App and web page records
-- Opening Marker --

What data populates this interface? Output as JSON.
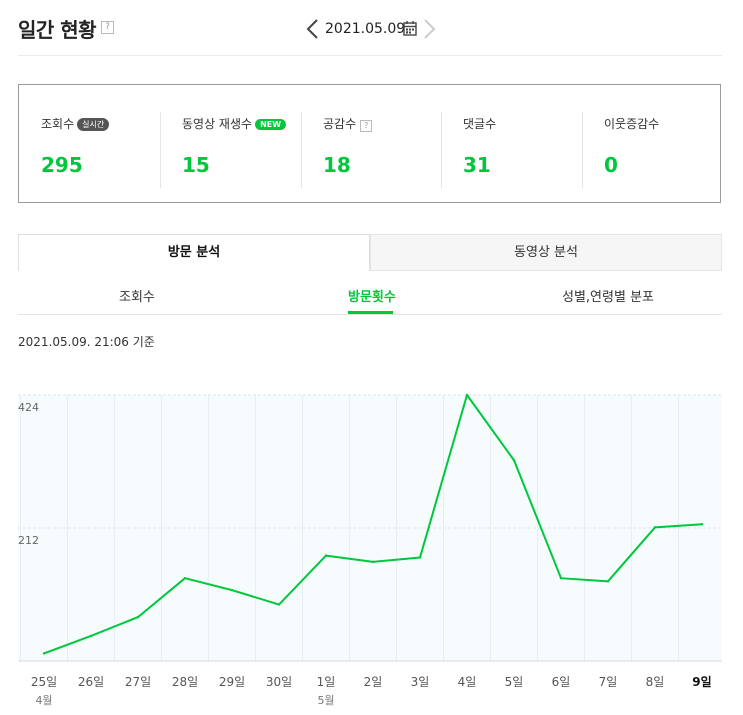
{
  "header": {
    "title": "일간 현황",
    "help_glyph": "?",
    "date": "2021.05.09.",
    "prev_icon": "chevron-left-icon",
    "next_icon": "chevron-right-icon",
    "calendar_icon": "calendar-icon"
  },
  "stats": [
    {
      "label": "조회수",
      "badge": "실시간",
      "value": "295"
    },
    {
      "label": "동영상 재생수",
      "badge": "NEW",
      "value": "15"
    },
    {
      "label": "공감수",
      "help": "?",
      "value": "18"
    },
    {
      "label": "댓글수",
      "value": "31"
    },
    {
      "label": "이웃증감수",
      "value": "0"
    }
  ],
  "tabs": [
    {
      "label": "방문 분석",
      "active": true
    },
    {
      "label": "동영상 분석",
      "active": false
    }
  ],
  "subtabs": [
    {
      "label": "조회수",
      "active": false
    },
    {
      "label": "방문횟수",
      "active": true
    },
    {
      "label": "성별,연령별 분포",
      "active": false
    }
  ],
  "timestamp": "2021.05.09. 21:06 기준",
  "colors": {
    "accent": "#00c73c",
    "grid": "#e8eef3",
    "plot_bg": "#f6fbfd"
  },
  "chart_data": {
    "type": "line",
    "x": [
      "25일",
      "26일",
      "27일",
      "28일",
      "29일",
      "30일",
      "1일",
      "2일",
      "3일",
      "4일",
      "5일",
      "6일",
      "7일",
      "8일",
      "9일"
    ],
    "month_labels": [
      {
        "index": 0,
        "label": "4월"
      },
      {
        "index": 6,
        "label": "5월"
      }
    ],
    "highlight_index": 14,
    "values": [
      12,
      40,
      70,
      132,
      113,
      90,
      168,
      158,
      165,
      424,
      320,
      132,
      127,
      213,
      218
    ],
    "yticks": [
      212,
      424
    ],
    "ylim": [
      0,
      424
    ],
    "grid": true
  }
}
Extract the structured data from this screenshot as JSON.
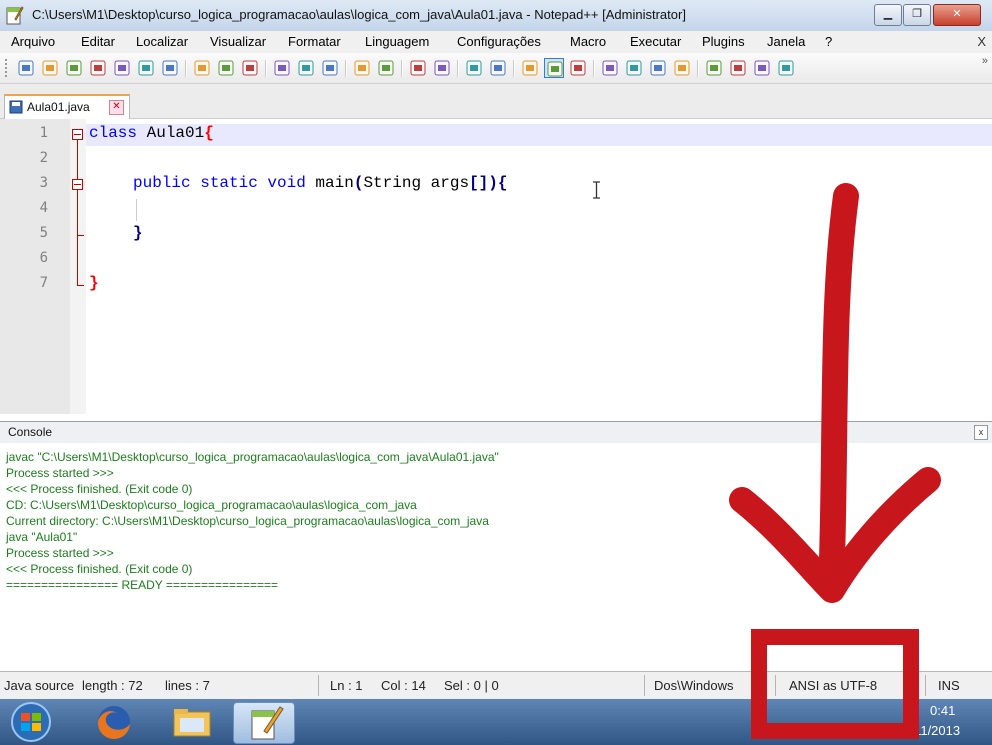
{
  "window": {
    "title": "C:\\Users\\M1\\Desktop\\curso_logica_programacao\\aulas\\logica_com_java\\Aula01.java - Notepad++ [Administrator]",
    "menu_close": "X"
  },
  "menu": [
    "Arquivo",
    "Editar",
    "Localizar",
    "Visualizar",
    "Formatar",
    "Linguagem",
    "Configurações",
    "Macro",
    "Executar",
    "Plugins",
    "Janela",
    "?"
  ],
  "toolbar": {
    "more": "»",
    "icons": [
      "new-file-icon",
      "open-folder-icon",
      "save-icon",
      "save-all-icon",
      "close-file-icon",
      "close-all-icon",
      "print-icon",
      "cut-icon",
      "copy-icon",
      "paste-icon",
      "undo-icon",
      "redo-icon",
      "find-icon",
      "replace-icon",
      "zoom-in-icon",
      "zoom-out-icon",
      "sync-vertical-icon",
      "sync-horizontal-icon",
      "word-wrap-icon",
      "show-all-chars-icon",
      "indent-guide-icon",
      "user-lang-icon",
      "doc-map-icon",
      "function-list-icon",
      "record-macro-icon",
      "stop-record-icon",
      "play-macro-icon",
      "run-multiple-icon",
      "save-macro-icon",
      "spell-check-icon"
    ]
  },
  "tabs": [
    {
      "label": "Aula01.java"
    }
  ],
  "editor": {
    "line_numbers": [
      "1",
      "2",
      "3",
      "4",
      "5",
      "6",
      "7"
    ],
    "code": {
      "l1_kw": "class",
      "l1_name": " Aula01",
      "l1_brace": "{",
      "l3_mods": "public static void",
      "l3_sig": " main",
      "l3_paren_open": "(",
      "l3_params": "String args",
      "l3_brackets": "[]",
      "l3_paren_close": ")",
      "l3_brace": "{",
      "l5_brace": "}",
      "l7_brace": "}"
    }
  },
  "console": {
    "title": "Console",
    "close": "x",
    "lines": [
      "javac \"C:\\Users\\M1\\Desktop\\curso_logica_programacao\\aulas\\logica_com_java\\Aula01.java\"",
      "Process started >>>",
      "<<< Process finished. (Exit code 0)",
      "CD: C:\\Users\\M1\\Desktop\\curso_logica_programacao\\aulas\\logica_com_java",
      "Current directory: C:\\Users\\M1\\Desktop\\curso_logica_programacao\\aulas\\logica_com_java",
      "java \"Aula01\"",
      "Process started >>>",
      "<<< Process finished. (Exit code 0)",
      "================ READY ================"
    ]
  },
  "statusbar": {
    "lang": "Java source",
    "length": "length : 72",
    "lines": "lines : 7",
    "ln": "Ln : 1",
    "col": "Col : 14",
    "sel": "Sel : 0 | 0",
    "eol": "Dos\\Windows",
    "encoding": "ANSI as UTF-8",
    "mode": "INS"
  },
  "taskbar": {
    "time": "0:41",
    "date": "26/11/2013",
    "apps": [
      "firefox-icon",
      "explorer-icon",
      "notepadpp-icon"
    ]
  },
  "colors": {
    "keyword": "#0000ff",
    "brace": "#ff0000",
    "console_text": "#1a7f1a",
    "annotation": "#c8161d"
  }
}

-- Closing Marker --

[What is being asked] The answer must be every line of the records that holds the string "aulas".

[Written solution]
    "title": "C:\\Users\\M1\\Desktop\\curso_logica_programacao\\aulas\\logica_com_java\\Aula01.java - Notepad++ [Administrator]",
      "javac \"C:\\Users\\M1\\Desktop\\curso_logica_programacao\\aulas\\logica_com_java\\Aula01.java\"",
      "CD: C:\\Users\\M1\\Desktop\\curso_logica_programacao\\aulas\\logica_com_java",
      "Current directory: C:\\Users\\M1\\Desktop\\curso_logica_programacao\\aulas\\logica_com_java",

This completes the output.